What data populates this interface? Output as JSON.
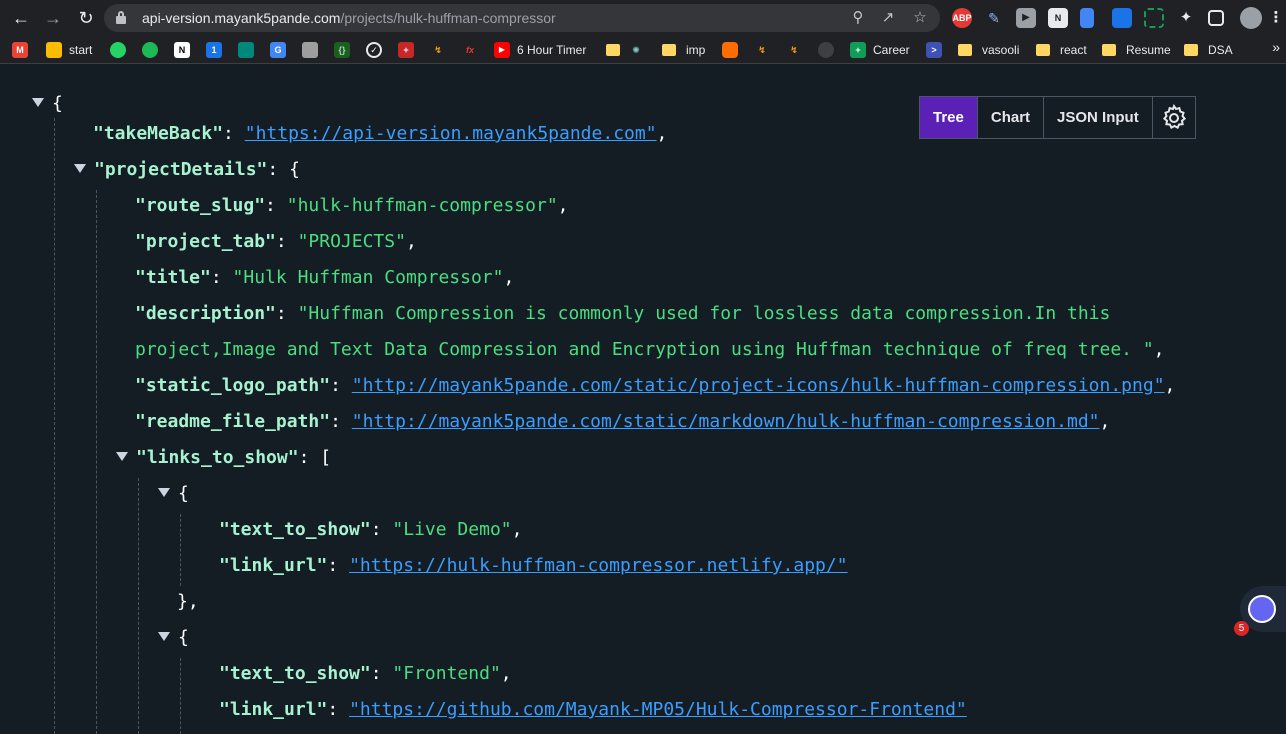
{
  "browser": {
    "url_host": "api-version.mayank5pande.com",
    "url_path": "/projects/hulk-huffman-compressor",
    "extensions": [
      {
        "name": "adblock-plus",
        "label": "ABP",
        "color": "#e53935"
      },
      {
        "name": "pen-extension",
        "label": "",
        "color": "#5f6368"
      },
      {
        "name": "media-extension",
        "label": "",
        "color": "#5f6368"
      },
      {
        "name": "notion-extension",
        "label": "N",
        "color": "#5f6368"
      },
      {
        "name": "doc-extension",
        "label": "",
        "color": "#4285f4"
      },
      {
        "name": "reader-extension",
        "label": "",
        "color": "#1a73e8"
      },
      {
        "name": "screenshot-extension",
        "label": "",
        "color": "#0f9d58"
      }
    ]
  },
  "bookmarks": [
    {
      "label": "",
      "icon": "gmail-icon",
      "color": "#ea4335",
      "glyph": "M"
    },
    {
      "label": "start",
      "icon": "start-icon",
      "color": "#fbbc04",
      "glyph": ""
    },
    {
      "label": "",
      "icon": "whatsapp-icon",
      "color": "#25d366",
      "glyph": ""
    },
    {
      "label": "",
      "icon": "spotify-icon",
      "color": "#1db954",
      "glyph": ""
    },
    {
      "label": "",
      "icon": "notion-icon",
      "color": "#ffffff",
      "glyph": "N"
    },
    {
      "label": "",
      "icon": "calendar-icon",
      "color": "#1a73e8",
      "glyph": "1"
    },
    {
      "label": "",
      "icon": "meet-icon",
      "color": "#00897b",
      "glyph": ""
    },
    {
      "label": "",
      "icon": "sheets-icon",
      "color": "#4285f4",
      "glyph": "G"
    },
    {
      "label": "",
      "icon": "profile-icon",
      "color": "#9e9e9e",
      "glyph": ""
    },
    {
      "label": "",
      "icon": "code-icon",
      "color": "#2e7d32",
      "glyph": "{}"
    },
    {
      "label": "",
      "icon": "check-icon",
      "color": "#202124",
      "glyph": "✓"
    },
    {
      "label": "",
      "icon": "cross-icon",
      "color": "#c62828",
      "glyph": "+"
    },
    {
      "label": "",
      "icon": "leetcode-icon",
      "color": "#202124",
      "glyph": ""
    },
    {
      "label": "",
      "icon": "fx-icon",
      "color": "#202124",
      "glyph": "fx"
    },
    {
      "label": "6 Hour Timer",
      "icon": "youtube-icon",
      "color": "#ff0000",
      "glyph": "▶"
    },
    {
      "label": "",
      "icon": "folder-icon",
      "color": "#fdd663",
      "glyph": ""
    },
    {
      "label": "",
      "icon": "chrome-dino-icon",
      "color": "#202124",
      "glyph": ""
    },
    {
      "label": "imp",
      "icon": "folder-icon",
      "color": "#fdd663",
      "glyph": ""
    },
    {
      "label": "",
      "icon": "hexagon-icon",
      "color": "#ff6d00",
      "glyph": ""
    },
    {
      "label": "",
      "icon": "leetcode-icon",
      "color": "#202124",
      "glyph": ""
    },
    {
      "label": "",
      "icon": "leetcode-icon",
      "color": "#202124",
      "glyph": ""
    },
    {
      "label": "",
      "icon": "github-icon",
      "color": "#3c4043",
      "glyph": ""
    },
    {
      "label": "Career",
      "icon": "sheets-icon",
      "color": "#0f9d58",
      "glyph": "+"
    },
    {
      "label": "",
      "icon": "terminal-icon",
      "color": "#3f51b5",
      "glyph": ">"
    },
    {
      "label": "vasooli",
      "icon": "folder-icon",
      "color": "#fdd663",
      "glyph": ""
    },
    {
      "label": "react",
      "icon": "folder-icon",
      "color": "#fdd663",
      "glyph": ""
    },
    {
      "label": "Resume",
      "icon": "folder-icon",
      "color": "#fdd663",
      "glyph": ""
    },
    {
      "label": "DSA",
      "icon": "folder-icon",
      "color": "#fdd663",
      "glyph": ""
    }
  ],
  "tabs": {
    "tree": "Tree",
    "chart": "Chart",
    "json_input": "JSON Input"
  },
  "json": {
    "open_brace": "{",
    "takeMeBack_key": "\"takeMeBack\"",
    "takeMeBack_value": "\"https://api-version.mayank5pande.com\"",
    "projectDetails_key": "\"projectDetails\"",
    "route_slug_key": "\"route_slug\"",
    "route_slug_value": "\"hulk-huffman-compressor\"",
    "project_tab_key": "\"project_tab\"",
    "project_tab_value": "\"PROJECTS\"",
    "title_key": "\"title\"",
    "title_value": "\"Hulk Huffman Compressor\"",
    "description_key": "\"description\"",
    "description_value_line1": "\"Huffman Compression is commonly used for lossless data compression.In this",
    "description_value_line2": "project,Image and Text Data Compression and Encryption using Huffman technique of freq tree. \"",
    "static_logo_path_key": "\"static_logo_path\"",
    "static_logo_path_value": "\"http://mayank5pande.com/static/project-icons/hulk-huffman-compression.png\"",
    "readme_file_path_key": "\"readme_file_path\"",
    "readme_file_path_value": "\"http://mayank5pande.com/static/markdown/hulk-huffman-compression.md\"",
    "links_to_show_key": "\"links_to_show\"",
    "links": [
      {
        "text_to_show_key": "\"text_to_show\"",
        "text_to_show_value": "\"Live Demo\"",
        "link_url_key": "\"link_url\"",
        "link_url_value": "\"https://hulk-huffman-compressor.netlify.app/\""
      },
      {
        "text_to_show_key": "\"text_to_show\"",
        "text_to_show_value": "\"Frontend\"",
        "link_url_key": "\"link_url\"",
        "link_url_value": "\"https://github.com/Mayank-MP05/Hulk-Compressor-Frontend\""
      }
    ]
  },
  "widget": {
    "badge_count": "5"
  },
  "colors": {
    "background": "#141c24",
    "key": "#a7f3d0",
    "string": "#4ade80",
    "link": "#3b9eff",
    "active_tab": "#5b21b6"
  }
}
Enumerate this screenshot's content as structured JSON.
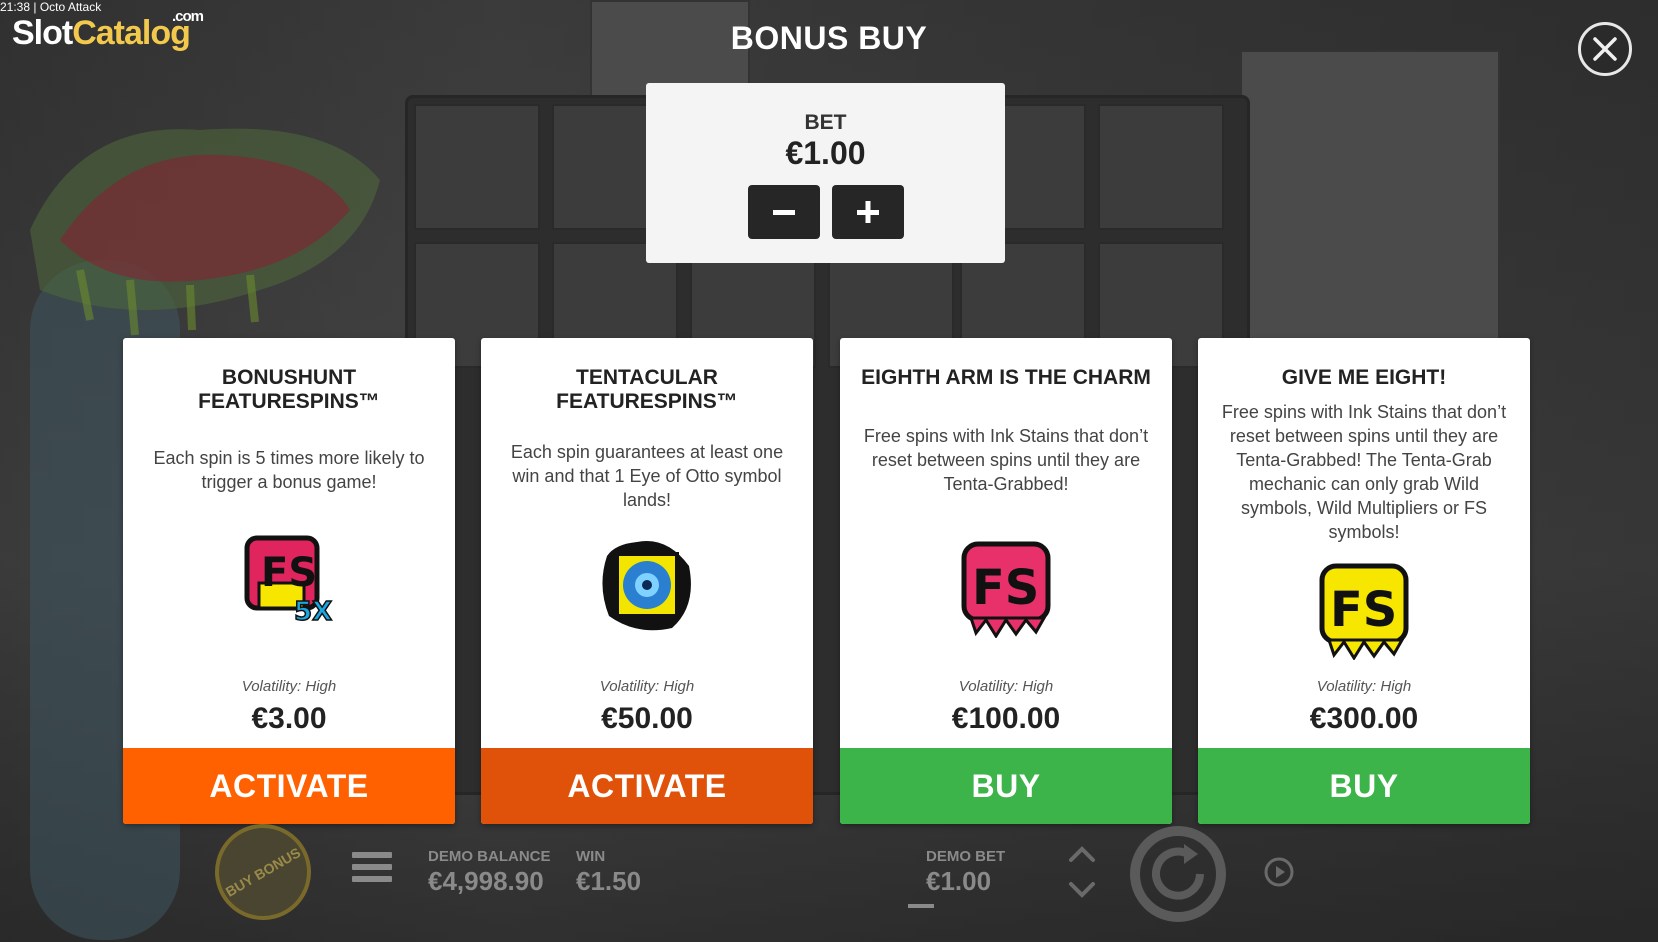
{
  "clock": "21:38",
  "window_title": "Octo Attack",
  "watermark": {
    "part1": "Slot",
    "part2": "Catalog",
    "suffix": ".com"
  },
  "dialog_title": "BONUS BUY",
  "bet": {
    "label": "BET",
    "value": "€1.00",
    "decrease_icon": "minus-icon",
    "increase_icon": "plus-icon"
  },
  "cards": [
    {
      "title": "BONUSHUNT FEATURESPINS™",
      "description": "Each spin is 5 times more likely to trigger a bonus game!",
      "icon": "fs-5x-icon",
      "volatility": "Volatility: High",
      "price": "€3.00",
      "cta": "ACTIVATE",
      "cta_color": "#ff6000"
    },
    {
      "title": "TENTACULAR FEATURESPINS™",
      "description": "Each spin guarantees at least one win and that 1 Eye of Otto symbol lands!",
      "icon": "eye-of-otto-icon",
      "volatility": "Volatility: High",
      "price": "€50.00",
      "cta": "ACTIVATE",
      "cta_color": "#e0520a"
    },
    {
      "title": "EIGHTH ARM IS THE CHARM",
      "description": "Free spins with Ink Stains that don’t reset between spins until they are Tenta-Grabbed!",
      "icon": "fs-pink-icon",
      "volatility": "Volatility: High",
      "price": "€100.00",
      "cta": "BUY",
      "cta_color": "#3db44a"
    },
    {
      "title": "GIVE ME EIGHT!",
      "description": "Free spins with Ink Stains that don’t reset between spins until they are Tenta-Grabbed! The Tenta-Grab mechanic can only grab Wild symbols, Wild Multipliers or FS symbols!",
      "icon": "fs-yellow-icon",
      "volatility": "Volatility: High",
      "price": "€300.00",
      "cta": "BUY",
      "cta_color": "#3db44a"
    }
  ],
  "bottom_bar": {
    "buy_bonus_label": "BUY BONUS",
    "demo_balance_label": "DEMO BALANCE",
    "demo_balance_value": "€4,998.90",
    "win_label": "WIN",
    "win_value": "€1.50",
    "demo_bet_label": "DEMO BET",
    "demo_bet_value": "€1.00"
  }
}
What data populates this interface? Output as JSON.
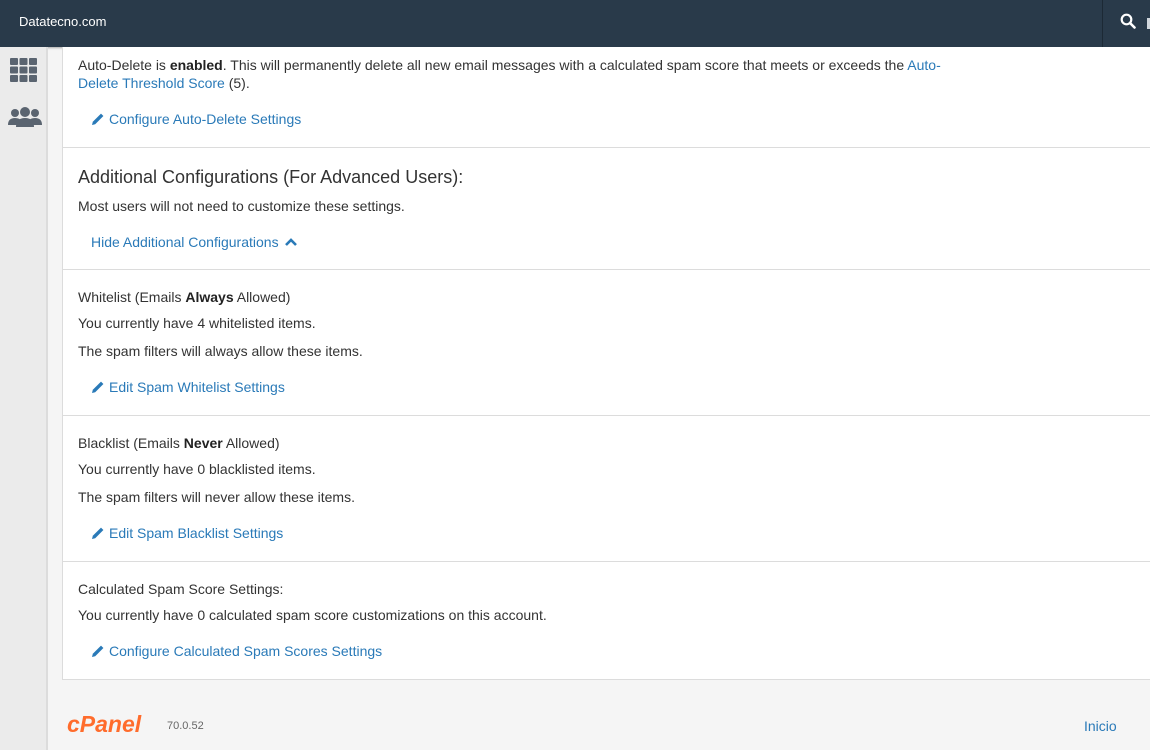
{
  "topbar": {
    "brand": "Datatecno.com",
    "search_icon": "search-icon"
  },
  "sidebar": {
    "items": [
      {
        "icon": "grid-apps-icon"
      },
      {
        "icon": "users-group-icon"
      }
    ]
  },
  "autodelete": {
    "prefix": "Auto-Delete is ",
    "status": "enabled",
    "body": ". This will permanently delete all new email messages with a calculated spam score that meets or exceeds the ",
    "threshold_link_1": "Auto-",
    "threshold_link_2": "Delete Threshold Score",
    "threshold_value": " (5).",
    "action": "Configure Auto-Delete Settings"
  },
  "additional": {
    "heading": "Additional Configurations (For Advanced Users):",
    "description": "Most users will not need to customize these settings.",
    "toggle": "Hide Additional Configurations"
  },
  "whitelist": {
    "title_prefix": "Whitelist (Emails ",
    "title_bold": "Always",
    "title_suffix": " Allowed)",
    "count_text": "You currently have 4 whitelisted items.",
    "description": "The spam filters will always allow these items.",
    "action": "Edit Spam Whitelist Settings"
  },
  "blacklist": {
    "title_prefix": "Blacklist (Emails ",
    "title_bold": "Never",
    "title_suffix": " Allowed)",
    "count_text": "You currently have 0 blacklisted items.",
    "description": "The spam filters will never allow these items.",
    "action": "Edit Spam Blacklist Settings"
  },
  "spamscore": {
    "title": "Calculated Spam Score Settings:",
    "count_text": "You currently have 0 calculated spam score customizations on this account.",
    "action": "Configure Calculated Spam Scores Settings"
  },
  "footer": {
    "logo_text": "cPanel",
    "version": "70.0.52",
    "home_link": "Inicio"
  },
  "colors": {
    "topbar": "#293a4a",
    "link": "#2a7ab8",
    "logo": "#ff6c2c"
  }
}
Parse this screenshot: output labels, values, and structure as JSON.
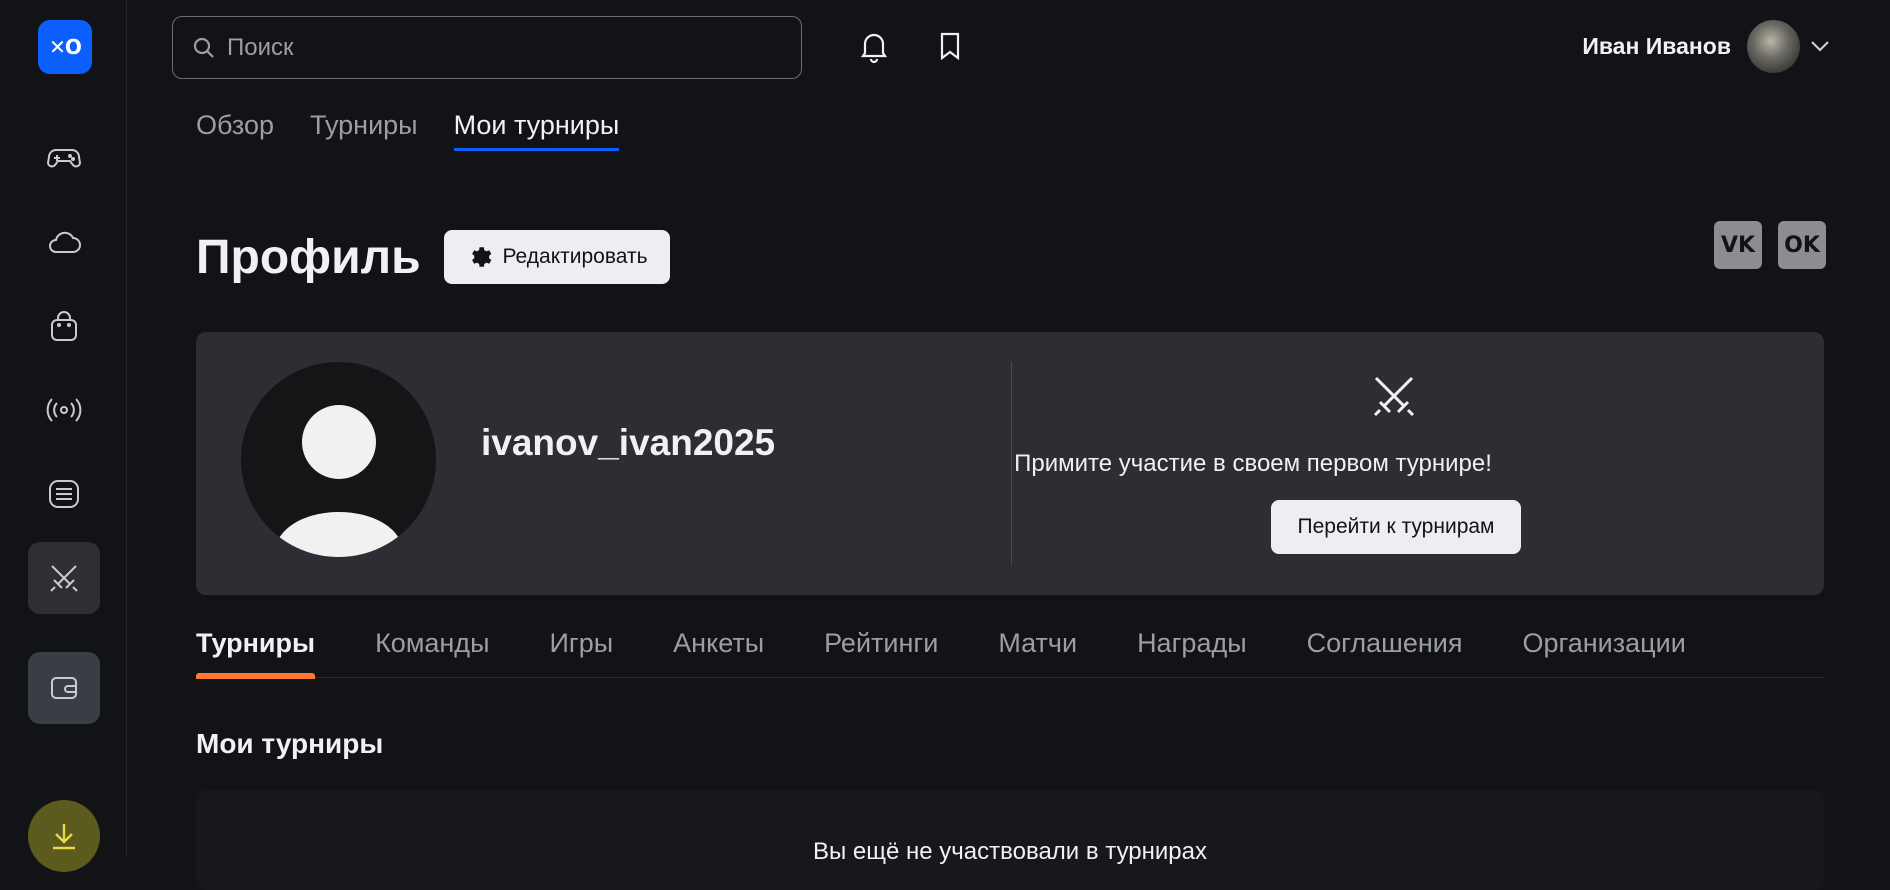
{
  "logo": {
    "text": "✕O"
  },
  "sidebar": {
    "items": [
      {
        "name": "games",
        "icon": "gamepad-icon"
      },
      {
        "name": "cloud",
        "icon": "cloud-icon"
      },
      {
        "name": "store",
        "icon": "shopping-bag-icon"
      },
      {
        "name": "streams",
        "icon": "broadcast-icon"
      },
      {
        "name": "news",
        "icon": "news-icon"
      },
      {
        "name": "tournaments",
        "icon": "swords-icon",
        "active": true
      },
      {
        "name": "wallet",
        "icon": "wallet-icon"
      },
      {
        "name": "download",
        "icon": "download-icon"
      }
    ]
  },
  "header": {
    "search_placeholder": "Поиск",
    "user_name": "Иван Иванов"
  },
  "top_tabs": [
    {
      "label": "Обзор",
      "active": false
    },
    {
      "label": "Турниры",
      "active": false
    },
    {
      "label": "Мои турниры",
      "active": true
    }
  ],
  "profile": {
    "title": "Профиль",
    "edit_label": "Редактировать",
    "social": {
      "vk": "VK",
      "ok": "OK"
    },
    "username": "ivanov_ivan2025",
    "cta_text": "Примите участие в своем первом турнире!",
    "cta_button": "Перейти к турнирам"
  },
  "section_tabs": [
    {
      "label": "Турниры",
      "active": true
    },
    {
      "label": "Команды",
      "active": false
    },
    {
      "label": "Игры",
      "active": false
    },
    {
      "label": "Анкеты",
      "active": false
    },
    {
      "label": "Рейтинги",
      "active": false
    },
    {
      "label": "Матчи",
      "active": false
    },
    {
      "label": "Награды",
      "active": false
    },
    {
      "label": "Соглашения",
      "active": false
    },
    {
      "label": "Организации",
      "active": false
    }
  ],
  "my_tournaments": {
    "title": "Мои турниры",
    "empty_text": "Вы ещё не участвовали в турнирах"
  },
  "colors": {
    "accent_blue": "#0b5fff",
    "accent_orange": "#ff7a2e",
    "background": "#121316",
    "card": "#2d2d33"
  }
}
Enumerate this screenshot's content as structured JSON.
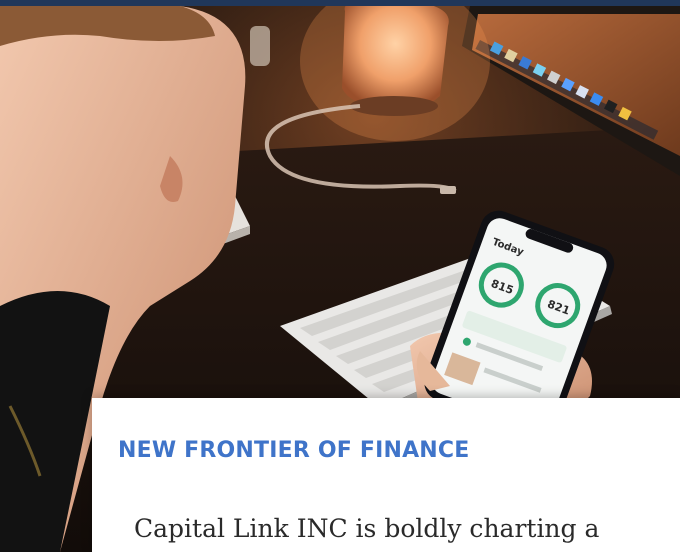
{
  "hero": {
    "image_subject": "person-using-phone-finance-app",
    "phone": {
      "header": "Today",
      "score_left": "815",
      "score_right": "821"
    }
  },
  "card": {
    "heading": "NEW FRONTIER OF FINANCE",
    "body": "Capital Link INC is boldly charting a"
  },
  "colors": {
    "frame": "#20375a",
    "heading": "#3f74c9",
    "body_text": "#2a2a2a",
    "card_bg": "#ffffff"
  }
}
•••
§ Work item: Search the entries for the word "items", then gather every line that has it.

§ Exercise result:
    "items": [
    "count_text": "You currently have 4 whitelisted items.",
    "description": "The spam filters will always allow these items.",
    "count_text": "You currently have 0 blacklisted items.",
    "description": "The spam filters will never allow these items.",
    "items": [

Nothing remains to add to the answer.